rigid

[rij-id]

adjective


Origin of rigid

1530–40; < Latin rigidus, equivalent to rig(ēre) to be stiff, stiffen + -idus -id4
Related formsri·gid·i·ty, rig·id·ness, nounrig·id·ly, adverbo·ver·rig·id, adjectiveo·ver·rig·id·ly, adverbo·ver·rig·id·ness, nouno·ver·ri·gid·i·ty, nounsub·rig·id, adjectivesub·rig·id·ly, adverbsub·rig·id·ness, nounsub·ri·gid·i·ty, nounun·rig·id, adjectiveun·rig·id·ly, adverbun·rig·id·ness, noun

Synonyms for rigid

1. unbending, firm, inflexible. 2. immovable, static. 3. austere, stern, unyielding. See strict. 4, 5. demanding.

Antonyms for rigid

1. elastic. 3. lax.
Dictionary.com Unabridged Based on the Random House Unabridged Dictionary, © Random House, Inc. 2019


Examples from the Web for rigid

Contemporary Examples of rigid

Historical Examples of rigid

  • They were hard-featured men, sallow of complexion, rigid in their looks.

  • The rigid lines of black that crossed it were bars—prison bars.

    Within the Law

    Marvin Dana

  • He pointed to the rigid form of the dead man, lying there so very near them.
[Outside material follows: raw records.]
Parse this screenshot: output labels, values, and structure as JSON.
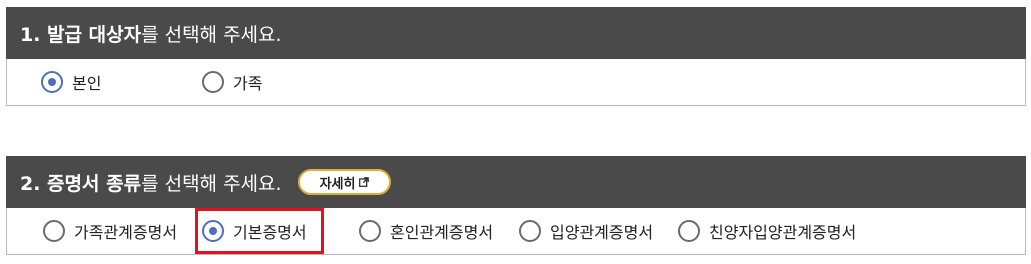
{
  "step1": {
    "title_strong": "1. 발급 대상자",
    "title_rest": "를 선택해 주세요.",
    "options": [
      {
        "label": "본인",
        "checked": true
      },
      {
        "label": "가족",
        "checked": false
      }
    ]
  },
  "step2": {
    "title_strong": "2. 증명서 종류",
    "title_rest": "를 선택해 주세요.",
    "detail_button": "자세히",
    "options": [
      {
        "label": "가족관계증명서",
        "checked": false
      },
      {
        "label": "기본증명서",
        "checked": true
      },
      {
        "label": "혼인관계증명서",
        "checked": false
      },
      {
        "label": "입양관계증명서",
        "checked": false
      },
      {
        "label": "친양자입양관계증명서",
        "checked": false
      }
    ]
  },
  "colors": {
    "header_bg": "#4a4a4a",
    "radio_checked": "#4e6fbf",
    "detail_border": "#d8b236",
    "highlight_box": "#e0141e"
  }
}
    Within the Law

    Marvin Dana

  • The moral tension, which had held her hopeless and rigid, gave way.

    Tiverton Tales

    Alice Brown

  • Almamen marked his emotion with an eye and lip of rigid composure.

    Leila, Complete

    Edward Bulwer-Lytton


British Dictionary definitions for rigid

rigid

adjective

not bending; physically inflexible or stiffa rigid piece of plastic
unbending; rigorously strict; severerigid rules

adverb

completely or excessivelythe lecture bored him rigid
Derived Formsrigidly, adverbrigidity or rigidness, noun

Word Origin for rigid

C16: from Latin rigidus, from rigēre to be stiff
Collins English Dictionary - Complete & Unabridged 2012 Digital Edition © William Collins Sons & Co. Ltd. 1979, 1986 © HarperCollins Publishers 1998, 2000, 2003, 2005, 2006, 2007, 2009, 2012

Word Origin and History for rigid
adj.

early 15c., from Latin rigidus "hard, stiff, rough, severe," from rigere "be stiff," from PIE *reig- "stretch (tight), bind tightly, make fast" (cf. Old Irish riag "torture," Middle High German ric "band, string"). Related: Rigidly.

Online Etymology Dictionary, © 2010 Douglas Harper